### DIRECTIONS FOR THIS TASK
From the first line to the last, return the data exactly as written.

### DATASET ENTRIES
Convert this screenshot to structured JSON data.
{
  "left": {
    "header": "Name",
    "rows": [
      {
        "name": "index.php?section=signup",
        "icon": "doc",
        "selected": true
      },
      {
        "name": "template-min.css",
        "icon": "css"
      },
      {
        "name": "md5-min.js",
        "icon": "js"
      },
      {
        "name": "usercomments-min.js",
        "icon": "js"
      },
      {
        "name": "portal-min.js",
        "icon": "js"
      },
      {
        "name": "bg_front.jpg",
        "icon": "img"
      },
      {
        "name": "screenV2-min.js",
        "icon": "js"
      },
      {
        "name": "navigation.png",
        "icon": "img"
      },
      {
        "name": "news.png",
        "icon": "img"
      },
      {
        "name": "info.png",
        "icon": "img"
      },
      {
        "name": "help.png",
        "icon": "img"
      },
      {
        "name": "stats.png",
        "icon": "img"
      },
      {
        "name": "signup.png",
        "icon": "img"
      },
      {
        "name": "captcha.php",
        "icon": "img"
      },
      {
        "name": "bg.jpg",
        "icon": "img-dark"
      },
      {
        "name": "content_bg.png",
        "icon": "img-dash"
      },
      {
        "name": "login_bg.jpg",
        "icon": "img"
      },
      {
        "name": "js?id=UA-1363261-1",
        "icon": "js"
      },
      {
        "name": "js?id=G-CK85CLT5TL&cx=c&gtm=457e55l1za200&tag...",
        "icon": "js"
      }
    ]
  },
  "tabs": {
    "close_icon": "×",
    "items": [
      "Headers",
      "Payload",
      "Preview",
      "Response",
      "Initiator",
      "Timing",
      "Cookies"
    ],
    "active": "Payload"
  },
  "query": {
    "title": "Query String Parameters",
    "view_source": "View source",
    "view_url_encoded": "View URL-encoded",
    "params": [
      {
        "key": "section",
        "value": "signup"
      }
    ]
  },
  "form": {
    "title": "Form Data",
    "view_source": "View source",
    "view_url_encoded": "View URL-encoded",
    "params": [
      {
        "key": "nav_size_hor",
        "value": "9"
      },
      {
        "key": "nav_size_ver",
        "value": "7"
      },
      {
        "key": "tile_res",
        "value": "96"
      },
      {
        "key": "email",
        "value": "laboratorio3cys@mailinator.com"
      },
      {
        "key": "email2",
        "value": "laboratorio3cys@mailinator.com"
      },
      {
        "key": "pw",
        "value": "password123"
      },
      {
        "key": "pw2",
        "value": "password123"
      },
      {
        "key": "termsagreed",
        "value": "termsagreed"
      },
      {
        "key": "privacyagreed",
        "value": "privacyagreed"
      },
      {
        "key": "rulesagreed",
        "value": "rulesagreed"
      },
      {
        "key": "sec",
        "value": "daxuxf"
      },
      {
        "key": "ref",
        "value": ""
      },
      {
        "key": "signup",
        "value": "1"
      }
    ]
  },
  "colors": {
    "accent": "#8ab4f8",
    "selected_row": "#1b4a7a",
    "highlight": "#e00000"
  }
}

### SOLUTION FOR THIS TASK
Convert this screenshot to structured JSON data.
{
  "left": {
    "header": "Name",
    "rows": [
      {
        "name": "index.php?section=signup",
        "icon": "doc",
        "selected": true
      },
      {
        "name": "template-min.css",
        "icon": "css"
      },
      {
        "name": "md5-min.js",
        "icon": "js"
      },
      {
        "name": "usercomments-min.js",
        "icon": "js"
      },
      {
        "name": "portal-min.js",
        "icon": "js"
      },
      {
        "name": "bg_front.jpg",
        "icon": "img"
      },
      {
        "name": "screenV2-min.js",
        "icon": "js"
      },
      {
        "name": "navigation.png",
        "icon": "img"
      },
      {
        "name": "news.png",
        "icon": "img"
      },
      {
        "name": "info.png",
        "icon": "img"
      },
      {
        "name": "help.png",
        "icon": "img"
      },
      {
        "name": "stats.png",
        "icon": "img"
      },
      {
        "name": "signup.png",
        "icon": "img"
      },
      {
        "name": "captcha.php",
        "icon": "img"
      },
      {
        "name": "bg.jpg",
        "icon": "img-dark"
      },
      {
        "name": "content_bg.png",
        "icon": "img-dash"
      },
      {
        "name": "login_bg.jpg",
        "icon": "img"
      },
      {
        "name": "js?id=UA-1363261-1",
        "icon": "js"
      },
      {
        "name": "js?id=G-CK85CLT5TL&cx=c&gtm=457e55l1za200&tag...",
        "icon": "js"
      }
    ]
  },
  "tabs": {
    "close_icon": "×",
    "items": [
      "Headers",
      "Payload",
      "Preview",
      "Response",
      "Initiator",
      "Timing",
      "Cookies"
    ],
    "active": "Payload"
  },
  "query": {
    "title": "Query String Parameters",
    "view_source": "View source",
    "view_url_encoded": "View URL-encoded",
    "params": [
      {
        "key": "section",
        "value": "signup"
      }
    ]
  },
  "form": {
    "title": "Form Data",
    "view_source": "View source",
    "view_url_encoded": "View URL-encoded",
    "params": [
      {
        "key": "nav_size_hor",
        "value": "9"
      },
      {
        "key": "nav_size_ver",
        "value": "7"
      },
      {
        "key": "tile_res",
        "value": "96"
      },
      {
        "key": "email",
        "value": "laboratorio3cys@mailinator.com"
      },
      {
        "key": "email2",
        "value": "laboratorio3cys@mailinator.com"
      },
      {
        "key": "pw",
        "value": "password123"
      },
      {
        "key": "pw2",
        "value": "password123"
      },
      {
        "key": "termsagreed",
        "value": "termsagreed"
      },
      {
        "key": "privacyagreed",
        "value": "privacyagreed"
      },
      {
        "key": "rulesagreed",
        "value": "rulesagreed"
      },
      {
        "key": "sec",
        "value": "daxuxf"
      },
      {
        "key": "ref",
        "value": ""
      },
      {
        "key": "signup",
        "value": "1"
      }
    ]
  },
  "colors": {
    "accent": "#8ab4f8",
    "selected_row": "#1b4a7a",
    "highlight": "#e00000"
  }
}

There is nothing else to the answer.